For employees who utilize traditional or Roth IRAs to save for retirement, the IRS has some encouraging news. You will be able to put an extra $500 to either account in 2023. The overall yearly contribution limit has now increased for the first time since 2019 to $6,500. A further $1,000 can be contributed by anyone over the age of 50.
Additionally, the IRS raised the income thresholds for IRAs, enabling you to earn more money while still benefiting from tax-free Roth accounts or tax-deferred regular IRAs.
Due to the most recent annual revisions, you will also be able to invest more through employment retirement plans like 401(k)s and 403(b)s in 2023. You should also be aware of the following.
The limits on IRA contributions are good news
The IRS boosted the yearly contribution limits for IRAs by $500, bringing the total to $6,500. This will thrill workers who want to maximize the benefits of their retirement accounts. Age 50 and older individuals are eligible to make a catch-up payment of $1,000, which is the same as in 2022.
Maximum contributions to employer-sponsored plans, including the well-known 401(k) and 403(b) plans, increased even more to $22,500 for 2023. People over 50 are eligible to make $7,500 in catch-up payments.
Another employer benefit, the SIMPLE IRA’s contribution cap rose to $15,500 in 2022 from $14,000.
Greater IRA income restrictions
The increase in IRA income limitations, if only slightly, is good news for savers.
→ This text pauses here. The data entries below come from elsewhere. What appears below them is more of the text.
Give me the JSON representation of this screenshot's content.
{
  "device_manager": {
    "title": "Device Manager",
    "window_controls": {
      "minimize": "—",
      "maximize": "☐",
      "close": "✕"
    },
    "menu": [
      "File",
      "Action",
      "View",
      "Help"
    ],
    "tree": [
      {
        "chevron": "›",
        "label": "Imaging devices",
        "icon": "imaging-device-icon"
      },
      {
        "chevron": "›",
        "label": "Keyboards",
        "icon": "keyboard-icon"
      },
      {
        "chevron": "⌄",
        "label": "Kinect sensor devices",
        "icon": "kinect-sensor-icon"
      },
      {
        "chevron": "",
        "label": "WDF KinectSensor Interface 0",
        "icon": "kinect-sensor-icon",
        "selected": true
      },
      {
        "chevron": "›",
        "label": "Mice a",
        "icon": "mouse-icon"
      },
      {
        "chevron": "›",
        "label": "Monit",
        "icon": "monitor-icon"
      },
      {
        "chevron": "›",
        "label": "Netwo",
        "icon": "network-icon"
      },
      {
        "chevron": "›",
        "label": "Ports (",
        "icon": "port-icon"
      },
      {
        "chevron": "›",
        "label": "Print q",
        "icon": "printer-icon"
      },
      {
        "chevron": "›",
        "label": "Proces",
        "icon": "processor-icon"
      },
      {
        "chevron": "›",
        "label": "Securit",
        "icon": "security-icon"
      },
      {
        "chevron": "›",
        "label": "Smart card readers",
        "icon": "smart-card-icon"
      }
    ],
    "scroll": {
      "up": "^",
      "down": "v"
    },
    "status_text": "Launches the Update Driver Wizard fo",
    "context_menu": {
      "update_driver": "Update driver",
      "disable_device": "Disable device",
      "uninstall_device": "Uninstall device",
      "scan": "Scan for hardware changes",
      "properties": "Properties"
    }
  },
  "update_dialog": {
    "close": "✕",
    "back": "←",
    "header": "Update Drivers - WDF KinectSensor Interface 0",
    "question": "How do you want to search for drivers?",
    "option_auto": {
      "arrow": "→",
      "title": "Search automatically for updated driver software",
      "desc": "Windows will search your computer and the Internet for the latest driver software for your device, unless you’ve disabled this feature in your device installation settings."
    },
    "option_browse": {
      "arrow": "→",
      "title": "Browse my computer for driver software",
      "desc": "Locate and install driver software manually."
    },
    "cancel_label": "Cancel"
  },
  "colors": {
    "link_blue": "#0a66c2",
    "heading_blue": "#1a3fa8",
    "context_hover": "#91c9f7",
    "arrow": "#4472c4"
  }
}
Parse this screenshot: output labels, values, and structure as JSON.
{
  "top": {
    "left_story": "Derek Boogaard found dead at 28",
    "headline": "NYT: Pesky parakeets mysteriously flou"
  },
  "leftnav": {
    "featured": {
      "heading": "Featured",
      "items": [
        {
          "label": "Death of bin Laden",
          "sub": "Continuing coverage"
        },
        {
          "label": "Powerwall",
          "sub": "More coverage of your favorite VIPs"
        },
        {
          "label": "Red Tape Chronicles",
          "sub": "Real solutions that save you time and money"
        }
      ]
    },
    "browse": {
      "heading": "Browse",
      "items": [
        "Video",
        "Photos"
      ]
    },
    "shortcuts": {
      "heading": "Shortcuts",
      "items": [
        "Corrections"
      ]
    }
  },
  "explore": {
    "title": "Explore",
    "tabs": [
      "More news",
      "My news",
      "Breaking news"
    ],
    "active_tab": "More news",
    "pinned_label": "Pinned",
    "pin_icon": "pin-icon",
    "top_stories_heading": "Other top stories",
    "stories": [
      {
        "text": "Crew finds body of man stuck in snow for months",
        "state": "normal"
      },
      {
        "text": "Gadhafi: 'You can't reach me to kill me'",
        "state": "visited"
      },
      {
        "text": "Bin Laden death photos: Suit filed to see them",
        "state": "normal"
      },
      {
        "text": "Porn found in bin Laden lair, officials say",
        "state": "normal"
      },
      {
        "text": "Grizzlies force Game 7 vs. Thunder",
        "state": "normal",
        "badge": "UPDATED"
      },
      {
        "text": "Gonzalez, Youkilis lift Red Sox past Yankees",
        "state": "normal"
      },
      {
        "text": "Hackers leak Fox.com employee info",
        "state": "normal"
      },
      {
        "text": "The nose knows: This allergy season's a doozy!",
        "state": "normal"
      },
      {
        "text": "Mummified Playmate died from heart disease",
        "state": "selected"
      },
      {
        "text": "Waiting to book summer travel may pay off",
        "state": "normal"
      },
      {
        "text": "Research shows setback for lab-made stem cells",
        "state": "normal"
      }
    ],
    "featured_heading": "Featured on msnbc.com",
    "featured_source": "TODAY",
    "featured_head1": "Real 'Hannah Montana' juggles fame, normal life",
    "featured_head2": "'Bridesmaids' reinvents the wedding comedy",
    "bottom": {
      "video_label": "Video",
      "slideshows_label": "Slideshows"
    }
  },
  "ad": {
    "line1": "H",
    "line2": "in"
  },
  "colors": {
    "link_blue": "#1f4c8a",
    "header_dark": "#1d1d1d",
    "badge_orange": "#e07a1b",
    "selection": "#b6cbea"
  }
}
The table below shows the MAGI thresholds for 2023 to determine if a person qualifies for a Roth IRA.
|FILING STATUS||MAXIMUM INCOME FOR FULL CONTRIBUTION||PHASES OUT AT|
|Individual, head of household||$138,000||$153,000|
|Married filing jointly||$218,000||$228,000|
The Roth IRA limitations for individuals and heads of household in 2022 were $129,000 to $144,000 and $204,000 to $214,000 for married couples filing jointly.
But if you still want to benefit from the account, you might be able to create a backdoor Roth IRA; just be mindful of the tax repercussions.
The MAGI thresholds for traditional IRAs have also been raised for 2023 in order to allow for contribution deductions. Please take note that these restrictions only apply to you and your spouse if your employer offers a retirement plan.
|FILING STATUS||MAXIMUM INCOME FOR FULLY DEDUCTIBLE CONTRIBUTION||DEDUCTIBILITY PHASES OUT AT|
|Individual, head of household||$73,000||$83,000|
|Married filing jointly||$116,000||$136,000|
Your contributions are entirely deductible, regardless of your income, if you and your spouse do not have access to an employer plan.
The only distinction between the regular IRA and the Roth IRA is the income cap. Here are a few additional major distinctions and which account is preferable for investors.
To sum up
Since the cost of living has grown due to high inflation, the IRS permits you to contribute more to your retirement savings because you’ll need it to maintain your current quality of living. Maximize your IRA and employer-sponsored retirement plans if you can. Another option to think about is a health savings account, which offers various tax benefits and can be invested in.